Repeat the entries below exactly as they appear, with no pictures.

==== Data records ====

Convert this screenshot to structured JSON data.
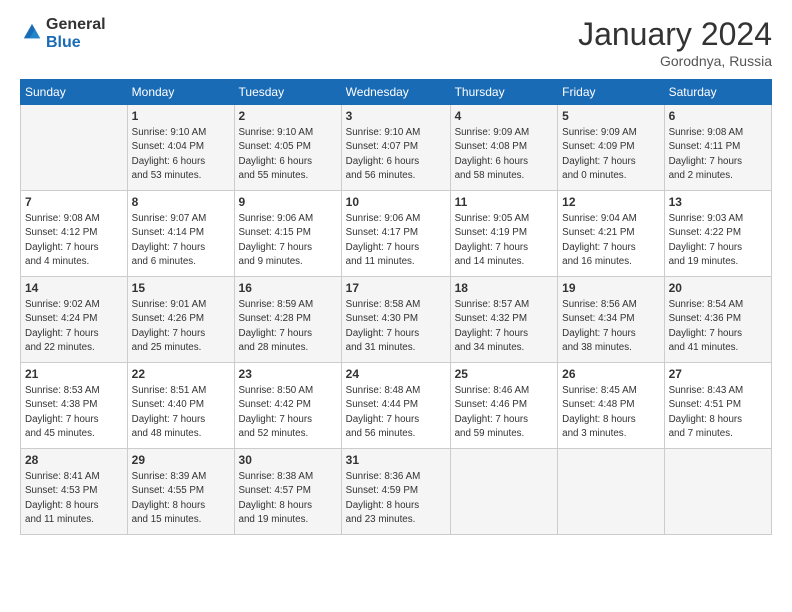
{
  "header": {
    "logo_general": "General",
    "logo_blue": "Blue",
    "month_title": "January 2024",
    "location": "Gorodnya, Russia"
  },
  "weekdays": [
    "Sunday",
    "Monday",
    "Tuesday",
    "Wednesday",
    "Thursday",
    "Friday",
    "Saturday"
  ],
  "weeks": [
    [
      {
        "day": "",
        "info": ""
      },
      {
        "day": "1",
        "info": "Sunrise: 9:10 AM\nSunset: 4:04 PM\nDaylight: 6 hours\nand 53 minutes."
      },
      {
        "day": "2",
        "info": "Sunrise: 9:10 AM\nSunset: 4:05 PM\nDaylight: 6 hours\nand 55 minutes."
      },
      {
        "day": "3",
        "info": "Sunrise: 9:10 AM\nSunset: 4:07 PM\nDaylight: 6 hours\nand 56 minutes."
      },
      {
        "day": "4",
        "info": "Sunrise: 9:09 AM\nSunset: 4:08 PM\nDaylight: 6 hours\nand 58 minutes."
      },
      {
        "day": "5",
        "info": "Sunrise: 9:09 AM\nSunset: 4:09 PM\nDaylight: 7 hours\nand 0 minutes."
      },
      {
        "day": "6",
        "info": "Sunrise: 9:08 AM\nSunset: 4:11 PM\nDaylight: 7 hours\nand 2 minutes."
      }
    ],
    [
      {
        "day": "7",
        "info": "Sunrise: 9:08 AM\nSunset: 4:12 PM\nDaylight: 7 hours\nand 4 minutes."
      },
      {
        "day": "8",
        "info": "Sunrise: 9:07 AM\nSunset: 4:14 PM\nDaylight: 7 hours\nand 6 minutes."
      },
      {
        "day": "9",
        "info": "Sunrise: 9:06 AM\nSunset: 4:15 PM\nDaylight: 7 hours\nand 9 minutes."
      },
      {
        "day": "10",
        "info": "Sunrise: 9:06 AM\nSunset: 4:17 PM\nDaylight: 7 hours\nand 11 minutes."
      },
      {
        "day": "11",
        "info": "Sunrise: 9:05 AM\nSunset: 4:19 PM\nDaylight: 7 hours\nand 14 minutes."
      },
      {
        "day": "12",
        "info": "Sunrise: 9:04 AM\nSunset: 4:21 PM\nDaylight: 7 hours\nand 16 minutes."
      },
      {
        "day": "13",
        "info": "Sunrise: 9:03 AM\nSunset: 4:22 PM\nDaylight: 7 hours\nand 19 minutes."
      }
    ],
    [
      {
        "day": "14",
        "info": "Sunrise: 9:02 AM\nSunset: 4:24 PM\nDaylight: 7 hours\nand 22 minutes."
      },
      {
        "day": "15",
        "info": "Sunrise: 9:01 AM\nSunset: 4:26 PM\nDaylight: 7 hours\nand 25 minutes."
      },
      {
        "day": "16",
        "info": "Sunrise: 8:59 AM\nSunset: 4:28 PM\nDaylight: 7 hours\nand 28 minutes."
      },
      {
        "day": "17",
        "info": "Sunrise: 8:58 AM\nSunset: 4:30 PM\nDaylight: 7 hours\nand 31 minutes."
      },
      {
        "day": "18",
        "info": "Sunrise: 8:57 AM\nSunset: 4:32 PM\nDaylight: 7 hours\nand 34 minutes."
      },
      {
        "day": "19",
        "info": "Sunrise: 8:56 AM\nSunset: 4:34 PM\nDaylight: 7 hours\nand 38 minutes."
      },
      {
        "day": "20",
        "info": "Sunrise: 8:54 AM\nSunset: 4:36 PM\nDaylight: 7 hours\nand 41 minutes."
      }
    ],
    [
      {
        "day": "21",
        "info": "Sunrise: 8:53 AM\nSunset: 4:38 PM\nDaylight: 7 hours\nand 45 minutes."
      },
      {
        "day": "22",
        "info": "Sunrise: 8:51 AM\nSunset: 4:40 PM\nDaylight: 7 hours\nand 48 minutes."
      },
      {
        "day": "23",
        "info": "Sunrise: 8:50 AM\nSunset: 4:42 PM\nDaylight: 7 hours\nand 52 minutes."
      },
      {
        "day": "24",
        "info": "Sunrise: 8:48 AM\nSunset: 4:44 PM\nDaylight: 7 hours\nand 56 minutes."
      },
      {
        "day": "25",
        "info": "Sunrise: 8:46 AM\nSunset: 4:46 PM\nDaylight: 7 hours\nand 59 minutes."
      },
      {
        "day": "26",
        "info": "Sunrise: 8:45 AM\nSunset: 4:48 PM\nDaylight: 8 hours\nand 3 minutes."
      },
      {
        "day": "27",
        "info": "Sunrise: 8:43 AM\nSunset: 4:51 PM\nDaylight: 8 hours\nand 7 minutes."
      }
    ],
    [
      {
        "day": "28",
        "info": "Sunrise: 8:41 AM\nSunset: 4:53 PM\nDaylight: 8 hours\nand 11 minutes."
      },
      {
        "day": "29",
        "info": "Sunrise: 8:39 AM\nSunset: 4:55 PM\nDaylight: 8 hours\nand 15 minutes."
      },
      {
        "day": "30",
        "info": "Sunrise: 8:38 AM\nSunset: 4:57 PM\nDaylight: 8 hours\nand 19 minutes."
      },
      {
        "day": "31",
        "info": "Sunrise: 8:36 AM\nSunset: 4:59 PM\nDaylight: 8 hours\nand 23 minutes."
      },
      {
        "day": "",
        "info": ""
      },
      {
        "day": "",
        "info": ""
      },
      {
        "day": "",
        "info": ""
      }
    ]
  ]
}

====

■ **Reply to the task**:
Convert this screenshot to structured JSON data.
{
  "header": {
    "logo_general": "General",
    "logo_blue": "Blue",
    "month_title": "January 2024",
    "location": "Gorodnya, Russia"
  },
  "weekdays": [
    "Sunday",
    "Monday",
    "Tuesday",
    "Wednesday",
    "Thursday",
    "Friday",
    "Saturday"
  ],
  "weeks": [
    [
      {
        "day": "",
        "info": ""
      },
      {
        "day": "1",
        "info": "Sunrise: 9:10 AM\nSunset: 4:04 PM\nDaylight: 6 hours\nand 53 minutes."
      },
      {
        "day": "2",
        "info": "Sunrise: 9:10 AM\nSunset: 4:05 PM\nDaylight: 6 hours\nand 55 minutes."
      },
      {
        "day": "3",
        "info": "Sunrise: 9:10 AM\nSunset: 4:07 PM\nDaylight: 6 hours\nand 56 minutes."
      },
      {
        "day": "4",
        "info": "Sunrise: 9:09 AM\nSunset: 4:08 PM\nDaylight: 6 hours\nand 58 minutes."
      },
      {
        "day": "5",
        "info": "Sunrise: 9:09 AM\nSunset: 4:09 PM\nDaylight: 7 hours\nand 0 minutes."
      },
      {
        "day": "6",
        "info": "Sunrise: 9:08 AM\nSunset: 4:11 PM\nDaylight: 7 hours\nand 2 minutes."
      }
    ],
    [
      {
        "day": "7",
        "info": "Sunrise: 9:08 AM\nSunset: 4:12 PM\nDaylight: 7 hours\nand 4 minutes."
      },
      {
        "day": "8",
        "info": "Sunrise: 9:07 AM\nSunset: 4:14 PM\nDaylight: 7 hours\nand 6 minutes."
      },
      {
        "day": "9",
        "info": "Sunrise: 9:06 AM\nSunset: 4:15 PM\nDaylight: 7 hours\nand 9 minutes."
      },
      {
        "day": "10",
        "info": "Sunrise: 9:06 AM\nSunset: 4:17 PM\nDaylight: 7 hours\nand 11 minutes."
      },
      {
        "day": "11",
        "info": "Sunrise: 9:05 AM\nSunset: 4:19 PM\nDaylight: 7 hours\nand 14 minutes."
      },
      {
        "day": "12",
        "info": "Sunrise: 9:04 AM\nSunset: 4:21 PM\nDaylight: 7 hours\nand 16 minutes."
      },
      {
        "day": "13",
        "info": "Sunrise: 9:03 AM\nSunset: 4:22 PM\nDaylight: 7 hours\nand 19 minutes."
      }
    ],
    [
      {
        "day": "14",
        "info": "Sunrise: 9:02 AM\nSunset: 4:24 PM\nDaylight: 7 hours\nand 22 minutes."
      },
      {
        "day": "15",
        "info": "Sunrise: 9:01 AM\nSunset: 4:26 PM\nDaylight: 7 hours\nand 25 minutes."
      },
      {
        "day": "16",
        "info": "Sunrise: 8:59 AM\nSunset: 4:28 PM\nDaylight: 7 hours\nand 28 minutes."
      },
      {
        "day": "17",
        "info": "Sunrise: 8:58 AM\nSunset: 4:30 PM\nDaylight: 7 hours\nand 31 minutes."
      },
      {
        "day": "18",
        "info": "Sunrise: 8:57 AM\nSunset: 4:32 PM\nDaylight: 7 hours\nand 34 minutes."
      },
      {
        "day": "19",
        "info": "Sunrise: 8:56 AM\nSunset: 4:34 PM\nDaylight: 7 hours\nand 38 minutes."
      },
      {
        "day": "20",
        "info": "Sunrise: 8:54 AM\nSunset: 4:36 PM\nDaylight: 7 hours\nand 41 minutes."
      }
    ],
    [
      {
        "day": "21",
        "info": "Sunrise: 8:53 AM\nSunset: 4:38 PM\nDaylight: 7 hours\nand 45 minutes."
      },
      {
        "day": "22",
        "info": "Sunrise: 8:51 AM\nSunset: 4:40 PM\nDaylight: 7 hours\nand 48 minutes."
      },
      {
        "day": "23",
        "info": "Sunrise: 8:50 AM\nSunset: 4:42 PM\nDaylight: 7 hours\nand 52 minutes."
      },
      {
        "day": "24",
        "info": "Sunrise: 8:48 AM\nSunset: 4:44 PM\nDaylight: 7 hours\nand 56 minutes."
      },
      {
        "day": "25",
        "info": "Sunrise: 8:46 AM\nSunset: 4:46 PM\nDaylight: 7 hours\nand 59 minutes."
      },
      {
        "day": "26",
        "info": "Sunrise: 8:45 AM\nSunset: 4:48 PM\nDaylight: 8 hours\nand 3 minutes."
      },
      {
        "day": "27",
        "info": "Sunrise: 8:43 AM\nSunset: 4:51 PM\nDaylight: 8 hours\nand 7 minutes."
      }
    ],
    [
      {
        "day": "28",
        "info": "Sunrise: 8:41 AM\nSunset: 4:53 PM\nDaylight: 8 hours\nand 11 minutes."
      },
      {
        "day": "29",
        "info": "Sunrise: 8:39 AM\nSunset: 4:55 PM\nDaylight: 8 hours\nand 15 minutes."
      },
      {
        "day": "30",
        "info": "Sunrise: 8:38 AM\nSunset: 4:57 PM\nDaylight: 8 hours\nand 19 minutes."
      },
      {
        "day": "31",
        "info": "Sunrise: 8:36 AM\nSunset: 4:59 PM\nDaylight: 8 hours\nand 23 minutes."
      },
      {
        "day": "",
        "info": ""
      },
      {
        "day": "",
        "info": ""
      },
      {
        "day": "",
        "info": ""
      }
    ]
  ]
}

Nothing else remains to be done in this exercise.